The dragon syndicates : the global phenomenon of the triads
Booth, Martin.
Personal Author:
Publication Information:
New York : Carroll & Graf, 2000.

Physical Description:
ix, 358 pages, 16 unnumbered pages of plates : illustrations ; 24 cm
Format :


Call Number
Material Type
Home Location
Item Holds
HV6441 .B5895 1999 Adult Non-Fiction Central Closed Stacks
HV6441 .B5895 1999 Adult Non-Fiction Non-Fiction Area

On Order



What began more than 2,000 years ago in China has culminated in potentially the greatest criminal threat the world has ever known. From the Booker Prize nominee comes a history of the ancient Chinese secret society that has staked its claim in every major city of the modern world. of photos.

Author Notes

Martin Booth (September 7, 1944-February 12, 2004) was a prolific British novelist and poet. He also worked as a teacher and screenwriter, and was the founder of the Sceptre Press. Booth died after an 18-month struggle with cancer in 2004.

(Bowker Author Biography)

Reviews 2

Publisher's Weekly Review

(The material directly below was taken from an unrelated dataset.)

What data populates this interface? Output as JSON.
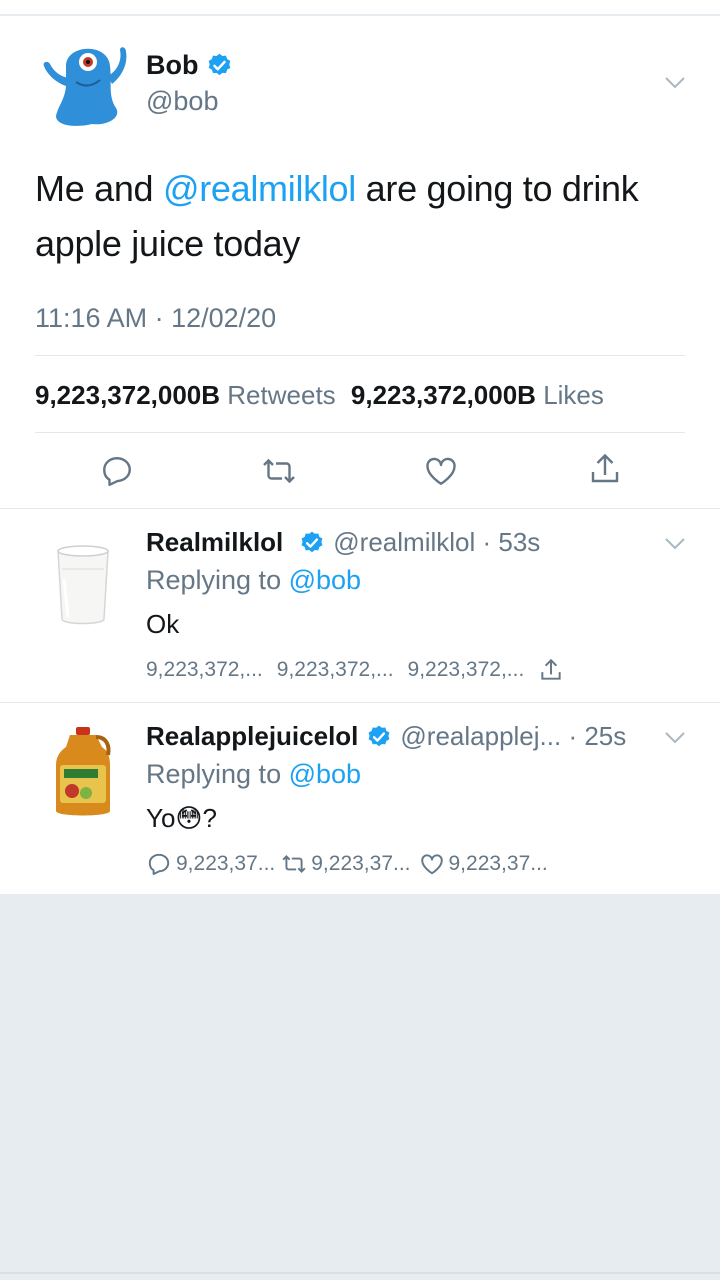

In an indisputably important and extravagantly detailed account, Booth (author of the lauded Opium: A History and Booker-nominated author of the novel The Industry of Souls) examines the history of the notorious international crime groups known as the Chinese Triads, whose roots lie in ancient secret societies with traditions of religious and political dissentÄparticularly in the Hung Society of the 18th century. As Chinese emigrants spread around the world, so did the societies, metamorphosing into today's international terrorist networks. The Triads have an oddly checkered history of both criminal activity and patriotism (they supported Chiang Kai-shek and assisted the U.S. during the Vietnam War). Booth's narrative details the dizzying array of their criminal actionsÄincluding kidnapping, credit-card fraud, software piracy, international prostitution, illegal immigrant smuggling and Internet pornographyÄas it explores the lives and crooked partnerships of such legendary Triad power brokers as the Green Gang's far-rightist Big-eared Du, and the 14K, which maximized the mid-century heroin market. Booth also documents the Triads' infiltration of the business and social mainstream and their current exploitation of the Hong Kong film industry. He deserves commendation for addressing this risky subject (these groups are not above murdering journalists) and for shredding the Triads' centuries-strong web of ritual and patriotism. 16 pages b&w photos not seen by PW. (Aug.) (c) Copyright PWxyz, LLC. All rights reserved

Library Journal Review

This colorful popular history of Chinese secret criminal societies, which the author (Opium: A History) collectively labels the Triads, cuts a broad swath through Chinese history from the Ming dynasty (1368-1644) to the present and from the China mainland to the far-flung communities of the Chinese diaspora. The best chapters of the book focus on Hong Kong, where a network of criminal syndicates, held together by blood oaths, patronage, and avarice, has long dominated vice, gambling, and prostitution and engages in extortion, racketeering, kidnapping, counterfeiting, and smuggling. The historical chapters are less convincing. Booth sweeps a large variety of secret societies into his catchall category of the Triads and reduces modern Chinese history to a vast and convoluted criminal conspiracy. Nevertheless, the cast of bizarre characters, the often-gory details of Triad crimes, and the intersection of the criminal and political worlds make for fascinating reading. For larger public and academic libraries.DSteven I. Levine, Univ. of Montana, Missoula (c) Copyright 2010. Library Journals LLC, a wholly owned subsidiary of Media Source, Inc. No redistribution permitted.